:: What you will do ::
With images removed, return the whole listing exactly as written.

╔══

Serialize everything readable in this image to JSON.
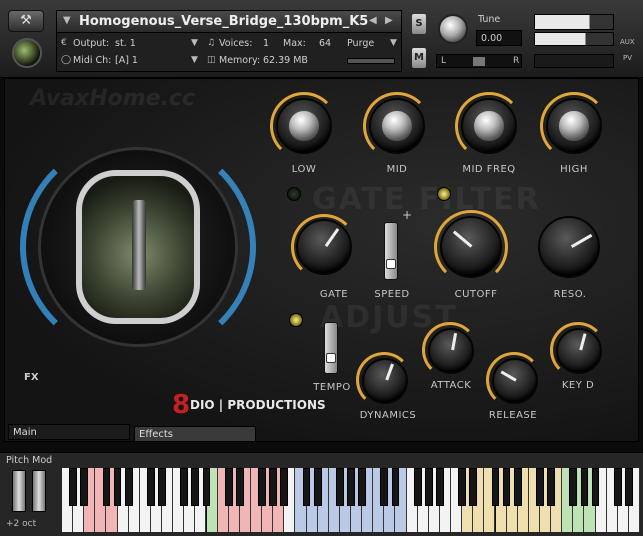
{
  "header": {
    "instrument_name": "Homogenous_Verse_Bridge_130bpm_K5",
    "output_label": "Output:",
    "output_value": "st. 1",
    "voices_label": "Voices:",
    "voices_value": "1",
    "max_label": "Max:",
    "max_value": "64",
    "purge_label": "Purge",
    "midi_label": "Midi Ch:",
    "midi_value": "[A] 1",
    "memory_label": "Memory:",
    "memory_value": "62.39 MB",
    "solo_label": "S",
    "mute_label": "M",
    "tune_label": "Tune",
    "tune_value": "0.00",
    "pan_left": "L",
    "pan_right": "R",
    "aux_label": "AUX",
    "pv_label": "PV"
  },
  "watermark": "AvaxHome.cc",
  "sections": {
    "gate_filter": "GATE FILTER",
    "adjust": "ADJUST"
  },
  "knobs": {
    "low": "LOW",
    "mid": "MID",
    "mid_freq": "MID FREQ",
    "high": "HIGH",
    "gate": "GATE",
    "speed": "SPEED",
    "cutoff": "CUTOFF",
    "reso": "RESO.",
    "tempo": "TEMPO",
    "dynamics": "DYNAMICS",
    "attack": "ATTACK",
    "release": "RELEASE",
    "key_d": "KEY D"
  },
  "fx_label": "FX",
  "brand": "8DIO PRODUCTIONS",
  "brand_num": "8",
  "brand_text": "DIO | PRODUCTIONS",
  "tabs": {
    "main": "Main",
    "effects": "Effects"
  },
  "keyboard": {
    "pitch_mod": "Pitch Mod",
    "octave": "+2 oct"
  },
  "colors": {
    "accent": "#e0a63a",
    "blue_glow": "#3a9be0",
    "red_keys": "#f2b5b5",
    "blue_keys": "#b9c9e6",
    "green_keys": "#bde3b5",
    "yellow_keys": "#f0dfae"
  },
  "icons": {
    "wrench": "wrench-icon",
    "plus": "plus-icon"
  }
}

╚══

:: Result below ::
Serialize everything readable in this image to JSON.
{
  "header": {
    "instrument_name": "Homogenous_Verse_Bridge_130bpm_K5",
    "output_label": "Output:",
    "output_value": "st. 1",
    "voices_label": "Voices:",
    "voices_value": "1",
    "max_label": "Max:",
    "max_value": "64",
    "purge_label": "Purge",
    "midi_label": "Midi Ch:",
    "midi_value": "[A] 1",
    "memory_label": "Memory:",
    "memory_value": "62.39 MB",
    "solo_label": "S",
    "mute_label": "M",
    "tune_label": "Tune",
    "tune_value": "0.00",
    "pan_left": "L",
    "pan_right": "R",
    "aux_label": "AUX",
    "pv_label": "PV"
  },
  "watermark": "AvaxHome.cc",
  "sections": {
    "gate_filter": "GATE FILTER",
    "adjust": "ADJUST"
  },
  "knobs": {
    "low": "LOW",
    "mid": "MID",
    "mid_freq": "MID FREQ",
    "high": "HIGH",
    "gate": "GATE",
    "speed": "SPEED",
    "cutoff": "CUTOFF",
    "reso": "RESO.",
    "tempo": "TEMPO",
    "dynamics": "DYNAMICS",
    "attack": "ATTACK",
    "release": "RELEASE",
    "key_d": "KEY D"
  },
  "fx_label": "FX",
  "brand": "8DIO PRODUCTIONS",
  "brand_num": "8",
  "brand_text": "DIO | PRODUCTIONS",
  "tabs": {
    "main": "Main",
    "effects": "Effects"
  },
  "keyboard": {
    "pitch_mod": "Pitch Mod",
    "octave": "+2 oct"
  },
  "colors": {
    "accent": "#e0a63a",
    "blue_glow": "#3a9be0",
    "red_keys": "#f2b5b5",
    "blue_keys": "#b9c9e6",
    "green_keys": "#bde3b5",
    "yellow_keys": "#f0dfae"
  },
  "icons": {
    "wrench": "wrench-icon",
    "plus": "plus-icon"
  }
}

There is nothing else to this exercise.